  1. Russell Higgins Russell Higgins June 7, 2014 at 3:51 pm

    Beautiful park!
    What happens to all the buildings between the A train and the Ocean? Just checked Google maps, they are still there.
    Rip them down, build the park, build thousands of new housing units on huge platforms (open underneath to let storm surges through)the same height as the A train?
    Fantastic, super, great!
    Got my vote… well as long as not one tax dollar is used to do so.
    If the folks out there want this, want to live there, pony up the bucks to do what you need to, if not, sell out to a developer who will use their money to fund this multi – billion dollar park / elevated city, otherwise, walk away, declare bankruptcy, whatever, let the city take the land, let nature build it’s own “nature preserve”.

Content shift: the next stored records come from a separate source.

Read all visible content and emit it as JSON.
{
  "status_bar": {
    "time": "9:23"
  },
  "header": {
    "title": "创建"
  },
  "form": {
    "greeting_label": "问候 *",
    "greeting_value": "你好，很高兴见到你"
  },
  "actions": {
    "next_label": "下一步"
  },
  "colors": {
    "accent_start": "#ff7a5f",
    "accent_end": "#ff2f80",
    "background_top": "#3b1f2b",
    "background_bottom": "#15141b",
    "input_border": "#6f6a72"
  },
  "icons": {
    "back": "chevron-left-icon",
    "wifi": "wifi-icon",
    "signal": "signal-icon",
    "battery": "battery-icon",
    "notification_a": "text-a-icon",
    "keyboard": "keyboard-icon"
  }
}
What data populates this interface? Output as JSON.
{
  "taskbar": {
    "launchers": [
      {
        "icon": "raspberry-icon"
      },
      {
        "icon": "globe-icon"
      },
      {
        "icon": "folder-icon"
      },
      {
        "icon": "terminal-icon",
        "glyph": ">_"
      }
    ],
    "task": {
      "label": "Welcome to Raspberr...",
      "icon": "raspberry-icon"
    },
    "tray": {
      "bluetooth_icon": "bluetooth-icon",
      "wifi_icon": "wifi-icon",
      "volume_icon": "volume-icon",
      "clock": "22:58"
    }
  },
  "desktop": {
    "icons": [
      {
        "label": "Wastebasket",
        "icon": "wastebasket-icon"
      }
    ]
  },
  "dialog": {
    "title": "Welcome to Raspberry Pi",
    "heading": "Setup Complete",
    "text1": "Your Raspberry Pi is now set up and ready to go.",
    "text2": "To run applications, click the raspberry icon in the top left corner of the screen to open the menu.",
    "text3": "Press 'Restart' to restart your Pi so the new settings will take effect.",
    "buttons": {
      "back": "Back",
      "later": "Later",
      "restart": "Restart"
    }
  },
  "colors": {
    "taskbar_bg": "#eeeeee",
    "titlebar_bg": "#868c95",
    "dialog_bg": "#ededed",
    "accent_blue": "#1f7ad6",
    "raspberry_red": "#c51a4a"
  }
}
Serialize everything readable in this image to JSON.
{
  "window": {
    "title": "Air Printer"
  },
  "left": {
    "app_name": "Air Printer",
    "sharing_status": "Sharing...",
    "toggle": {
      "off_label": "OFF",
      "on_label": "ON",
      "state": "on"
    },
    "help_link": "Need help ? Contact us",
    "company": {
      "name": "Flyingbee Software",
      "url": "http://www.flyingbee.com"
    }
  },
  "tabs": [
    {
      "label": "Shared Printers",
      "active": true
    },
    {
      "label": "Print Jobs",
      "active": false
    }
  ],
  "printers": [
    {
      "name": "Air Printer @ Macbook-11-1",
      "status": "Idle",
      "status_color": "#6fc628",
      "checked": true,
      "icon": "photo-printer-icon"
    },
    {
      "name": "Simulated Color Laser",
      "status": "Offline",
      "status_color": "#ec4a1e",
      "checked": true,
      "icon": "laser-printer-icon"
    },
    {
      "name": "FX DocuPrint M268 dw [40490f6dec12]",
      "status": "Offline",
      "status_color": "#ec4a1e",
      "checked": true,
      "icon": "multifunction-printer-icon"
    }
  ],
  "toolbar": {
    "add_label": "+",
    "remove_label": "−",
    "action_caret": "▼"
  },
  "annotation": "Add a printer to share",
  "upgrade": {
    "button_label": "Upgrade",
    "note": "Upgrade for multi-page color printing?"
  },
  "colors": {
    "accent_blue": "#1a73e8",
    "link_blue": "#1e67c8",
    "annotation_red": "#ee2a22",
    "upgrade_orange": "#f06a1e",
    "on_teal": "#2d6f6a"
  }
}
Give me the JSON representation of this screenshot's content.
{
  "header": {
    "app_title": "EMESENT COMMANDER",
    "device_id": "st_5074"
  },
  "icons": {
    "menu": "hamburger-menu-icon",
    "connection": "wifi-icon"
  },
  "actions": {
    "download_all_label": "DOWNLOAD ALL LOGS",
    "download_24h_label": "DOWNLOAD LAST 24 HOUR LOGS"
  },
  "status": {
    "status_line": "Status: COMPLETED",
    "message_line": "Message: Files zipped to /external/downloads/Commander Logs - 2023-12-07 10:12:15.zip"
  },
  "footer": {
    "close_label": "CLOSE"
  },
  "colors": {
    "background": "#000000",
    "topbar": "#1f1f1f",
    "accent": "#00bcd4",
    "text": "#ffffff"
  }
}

    I work 2 jobs to survive, as many do, and live in dull inland neighbourhood, as most do, why should I and the millions like me pay for others to live at the beach, or even pay for a sexy ocean side park (let user fees do that).